The last eleven weeks of my first pregnancy I was under doctors’ orders to lay on my left side. I was allowed to get up only to use the bathroom. It seems my son, who never gets in a hurry for anything, wanted to come into this world 16 weeks prematurely. Those weeks were filled with both the most terrifying possibilities and the most beautiful revelations. Looking back, it was the perfect preparation for motherhood.
One of the things I became acutely aware of during this time was the power of prayer. I have no concrete examples to explain my belief, just a profound feeling of being lifted and supported by others' intercessions on my behalf. By the Grace of God I came out of the experience knowing that prayer works, that God listens and that prayer is an opportunity for us to participate in the divine life.
As Catholics we utilize a lot of rote prayers, calling on our ancestors, a communion of saints (an academic understanding of / an abbreviated understanding of) who have gone before us, to pray for us to God, through the person of Christ. And no one in the history of earth is closer to Jesus than His mother Mary. Scripture tells us that the first of His miraculous signs was performed at the request of his mother.
As a child I felt very drawn to Mary. She was so beautiful, so gentle, so loving. A mere mortal, Immaculate though she was, she was easier to relate to than God, even a God who would become man in order to aid my understanding. But somewhere along the way I drifted away from my devotion to Mary. Until recently.
One night last year, when I was having great difficulties with some of my students, I decided to pray the rosary for one of them in particular. After completing it, I went to bed with the rosary wrapped around my wrist and clutching the crucifix in my hand (it is how I hope to be buried.) The next morning before classes started I sat at my desk organizing my work when that same student appeared at my door. "Can we talk?" the student asked, stepping into the classroom and closing the door. "I'm sorry..." the student proceeded as I sat there slack-jawed.
You'd think that from that day forward I would have prayed a rosary daily for each of my students but not so. It wasn't until this year, after praying a rosary the second time for another student in particular and witnessing similar results that it occurred to me: maybe this is something I should be doing on a regular basis...
If that wasn't enough a third student, the kind who is more “teacher” than “student”, asked me if I had ever heard of the Seven Sorrows of Mary. "Magnificient. Very Awesome," she texted me about her discovery. Unbelievably, after 45 years as a Catholic I did not know about the Tradition of the Seven Sorrows, yet within minutes of receiving the text message I found images of Mary and specific instructions for praying the Seven Sorrows all around me. I was at a conference in Columbus Ohio when I received the message from my former student and current confirmand.
Between erudite speakers I walked the hotel hallways collecting prayer cards as examples for a project I'm planning on doing with my students. (We're going to make them as Christmas presents for our prayer buddies.) I picked up the first card before receiving the text message.
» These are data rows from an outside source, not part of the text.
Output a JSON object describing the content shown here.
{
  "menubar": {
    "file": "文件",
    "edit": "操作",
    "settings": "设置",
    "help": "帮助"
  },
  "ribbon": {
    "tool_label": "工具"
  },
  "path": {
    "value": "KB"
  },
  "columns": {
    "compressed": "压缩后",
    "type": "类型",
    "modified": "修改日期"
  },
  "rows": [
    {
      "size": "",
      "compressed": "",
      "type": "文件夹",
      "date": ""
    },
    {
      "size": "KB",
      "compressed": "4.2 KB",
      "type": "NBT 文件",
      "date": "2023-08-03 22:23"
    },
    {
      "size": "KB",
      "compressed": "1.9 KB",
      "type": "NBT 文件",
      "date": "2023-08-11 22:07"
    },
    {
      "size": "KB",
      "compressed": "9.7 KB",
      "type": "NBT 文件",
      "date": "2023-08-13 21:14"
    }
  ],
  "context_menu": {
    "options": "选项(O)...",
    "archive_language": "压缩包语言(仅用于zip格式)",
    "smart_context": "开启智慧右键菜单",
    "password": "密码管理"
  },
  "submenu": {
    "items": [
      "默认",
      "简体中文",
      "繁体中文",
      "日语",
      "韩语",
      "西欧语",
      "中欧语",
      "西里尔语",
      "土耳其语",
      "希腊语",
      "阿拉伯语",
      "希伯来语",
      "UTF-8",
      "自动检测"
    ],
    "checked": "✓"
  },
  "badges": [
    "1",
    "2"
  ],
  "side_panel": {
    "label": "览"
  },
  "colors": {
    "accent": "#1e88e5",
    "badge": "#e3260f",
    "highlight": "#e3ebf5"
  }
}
I vividly remember counting the swords in Mary's heart before I understood their significance: one, two, three... I grabbed the second prayer card just minutes after receiving the text message. I still hadn't made the connection to the prayer card I had picked up earlier, the one with the seven swords piercing Mary’s heart.
The second prayer card was one of the most beautiful pictures of Mary I'd ever seen (no swords!) I studied her image before flipping it over only to find a description of how to pray the Seven Sorrows of Mary. Incredulous I immediately I texted my former student back. But just to show you how slow I am, and how persistent God is, I have to tell you what happened next.
Soon after picking up the prayer cards and receiving the text message, I went into Adoration (an academic understanding of / a personal experience of) at a makeshift chapel in the hotel. I was on my knees in front of the Blessed Sacrament and lifting each of my 56 students up before the Lord by trying to recall every one of their names. When I left the chapel a nun followed after me. "I know this is going to sound weird," she said approaching me and touching me gently on the forearm, "but do you pray the rosary?"
All I could do was smile and stutter something like, "Yes, it's funny you should ask...I’m just starting to understand how powerful it is…"
In awe and praying the Seven Sorrows regulary
There is a lot of misunderstanding between Protestants and Catholics about the role of Mary in the Church. Watch this really cool video called "The Truth About Mary" which uses Scripture in an attempt to clarify - I found it on one of my new favorite blogs: Conversion Diary.